    I’d agree some disclosure is critical. But after a point I don’t think it would gain us anything in morality or rationality.

    1. The hive mind can move on, but it won’t happen unless secrets are wrenched from the control of the Concealer-in-Chief and his minions. I get the strawman thing, but you do come across a little like a middle ages cleric decrying the idea of a vernacular bible.
      The US security sector has had a very long time to prove the value of their policy of information control, to prove that they do more with that power than simply use it to amass more power. Don’t you think they have failed? Don’t you think they are out of control? Don’t you think that they are just covering their crimes and ineptness? Do you really think that they will release enough current, vital material to the public, if left to their own devices?

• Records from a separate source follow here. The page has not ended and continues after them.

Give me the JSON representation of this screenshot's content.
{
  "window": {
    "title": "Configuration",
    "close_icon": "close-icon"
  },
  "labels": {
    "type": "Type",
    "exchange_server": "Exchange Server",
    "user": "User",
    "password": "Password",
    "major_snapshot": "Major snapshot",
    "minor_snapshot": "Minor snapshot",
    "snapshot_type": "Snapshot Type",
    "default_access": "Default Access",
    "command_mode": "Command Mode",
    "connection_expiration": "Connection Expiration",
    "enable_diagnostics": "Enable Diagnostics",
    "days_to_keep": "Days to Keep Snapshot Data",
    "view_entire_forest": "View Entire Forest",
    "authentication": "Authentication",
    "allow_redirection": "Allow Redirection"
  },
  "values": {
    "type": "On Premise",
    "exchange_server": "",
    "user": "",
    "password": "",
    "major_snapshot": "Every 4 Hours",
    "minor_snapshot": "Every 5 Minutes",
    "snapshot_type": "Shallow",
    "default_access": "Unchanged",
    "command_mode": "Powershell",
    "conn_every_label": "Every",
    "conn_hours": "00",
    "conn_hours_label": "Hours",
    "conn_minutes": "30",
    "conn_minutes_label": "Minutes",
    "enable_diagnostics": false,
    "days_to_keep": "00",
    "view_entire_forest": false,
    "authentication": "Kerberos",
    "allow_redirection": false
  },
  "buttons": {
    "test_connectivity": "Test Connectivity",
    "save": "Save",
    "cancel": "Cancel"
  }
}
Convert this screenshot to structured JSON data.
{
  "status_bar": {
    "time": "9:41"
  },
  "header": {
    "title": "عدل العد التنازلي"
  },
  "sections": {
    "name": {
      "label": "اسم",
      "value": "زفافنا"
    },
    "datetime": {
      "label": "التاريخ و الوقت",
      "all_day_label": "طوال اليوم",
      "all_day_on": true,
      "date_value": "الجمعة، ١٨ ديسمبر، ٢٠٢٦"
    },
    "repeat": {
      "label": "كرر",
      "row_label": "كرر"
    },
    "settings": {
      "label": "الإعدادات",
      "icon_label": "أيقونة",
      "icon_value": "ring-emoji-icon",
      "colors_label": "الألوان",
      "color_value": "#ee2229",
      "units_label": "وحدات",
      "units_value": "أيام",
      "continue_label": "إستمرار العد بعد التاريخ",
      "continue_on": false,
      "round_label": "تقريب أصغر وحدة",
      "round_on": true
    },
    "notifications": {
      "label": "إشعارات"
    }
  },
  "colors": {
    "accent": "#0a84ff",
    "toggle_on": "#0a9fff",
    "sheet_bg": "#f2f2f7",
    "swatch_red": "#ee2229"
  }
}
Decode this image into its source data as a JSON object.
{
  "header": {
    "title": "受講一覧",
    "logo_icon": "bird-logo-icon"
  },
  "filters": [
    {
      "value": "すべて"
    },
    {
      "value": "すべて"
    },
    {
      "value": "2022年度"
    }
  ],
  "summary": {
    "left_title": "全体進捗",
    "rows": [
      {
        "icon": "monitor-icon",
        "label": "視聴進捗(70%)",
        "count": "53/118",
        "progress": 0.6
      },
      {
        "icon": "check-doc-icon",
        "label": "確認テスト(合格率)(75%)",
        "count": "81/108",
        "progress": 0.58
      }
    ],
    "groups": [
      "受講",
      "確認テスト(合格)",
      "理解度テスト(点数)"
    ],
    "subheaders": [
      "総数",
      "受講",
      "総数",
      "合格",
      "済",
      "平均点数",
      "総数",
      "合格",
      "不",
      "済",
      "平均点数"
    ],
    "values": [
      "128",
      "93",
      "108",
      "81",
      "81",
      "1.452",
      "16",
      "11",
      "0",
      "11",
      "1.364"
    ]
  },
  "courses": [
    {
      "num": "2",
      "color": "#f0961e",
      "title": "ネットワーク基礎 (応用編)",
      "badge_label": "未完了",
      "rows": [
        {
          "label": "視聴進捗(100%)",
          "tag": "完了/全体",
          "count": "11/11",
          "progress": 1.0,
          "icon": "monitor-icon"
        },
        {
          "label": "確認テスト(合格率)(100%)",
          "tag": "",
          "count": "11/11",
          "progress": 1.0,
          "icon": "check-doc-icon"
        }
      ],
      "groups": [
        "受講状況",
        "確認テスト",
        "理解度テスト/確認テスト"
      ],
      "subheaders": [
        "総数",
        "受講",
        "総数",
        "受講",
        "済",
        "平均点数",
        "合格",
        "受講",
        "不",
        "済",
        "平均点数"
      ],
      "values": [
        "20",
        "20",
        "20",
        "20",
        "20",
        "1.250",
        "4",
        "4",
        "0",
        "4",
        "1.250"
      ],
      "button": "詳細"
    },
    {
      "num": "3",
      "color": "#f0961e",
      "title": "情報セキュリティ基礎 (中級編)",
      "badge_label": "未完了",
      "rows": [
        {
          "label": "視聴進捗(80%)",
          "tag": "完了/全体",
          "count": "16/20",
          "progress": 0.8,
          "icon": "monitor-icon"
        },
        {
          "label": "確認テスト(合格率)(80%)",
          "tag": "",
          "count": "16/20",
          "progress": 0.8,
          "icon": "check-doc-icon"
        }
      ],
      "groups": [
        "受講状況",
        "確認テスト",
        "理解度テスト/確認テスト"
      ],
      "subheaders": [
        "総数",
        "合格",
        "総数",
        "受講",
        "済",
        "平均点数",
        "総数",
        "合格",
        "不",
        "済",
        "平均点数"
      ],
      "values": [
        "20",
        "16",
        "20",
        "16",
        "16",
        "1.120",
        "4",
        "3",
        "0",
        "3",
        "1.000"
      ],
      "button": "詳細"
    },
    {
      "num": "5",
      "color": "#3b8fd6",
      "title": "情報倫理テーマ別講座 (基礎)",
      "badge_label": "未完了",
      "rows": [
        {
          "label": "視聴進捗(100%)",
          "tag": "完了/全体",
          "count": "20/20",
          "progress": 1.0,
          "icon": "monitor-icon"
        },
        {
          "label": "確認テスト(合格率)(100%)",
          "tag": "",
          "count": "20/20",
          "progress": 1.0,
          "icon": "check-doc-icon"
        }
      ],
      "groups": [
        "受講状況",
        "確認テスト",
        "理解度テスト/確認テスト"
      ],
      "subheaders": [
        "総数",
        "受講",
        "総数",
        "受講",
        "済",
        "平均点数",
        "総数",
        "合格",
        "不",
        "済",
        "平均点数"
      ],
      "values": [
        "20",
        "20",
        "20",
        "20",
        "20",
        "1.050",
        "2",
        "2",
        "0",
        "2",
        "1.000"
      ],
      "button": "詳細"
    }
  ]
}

      Also, how many schools, police stations and hospitals are Americans willing to sacrifice in order to keep losing these multi-trillion dollar wars? Thanks to wikleaks, hopefully the answer will soon be “none at all”.

  20. “What happens next is the big question”

    Well how about:
    step 1: parts of the internet get ‘attacked by terrorists’
    step 2: public, media and companies demand that politicians take immediate action
    step 3: great firewall is implemented to ‘protect our freedoms’

    shouldn’t be too difficult :o)

    BTW Xeni: great interview! Really highlights the important points of this event!

  21. I think people are missing the most important point of this. Afghans who were risking there own and their families lives to help us are named in these documents. The Taliban is not happy about this and will probably retaliate.

  22. Today was the anniversary of the US occupation of Haiti.

    I’d be willing to bet that they couldn’t get away with what they did, overtly for 19 years, covertly for decades more, with constant Inet coverage.

Comments are closed.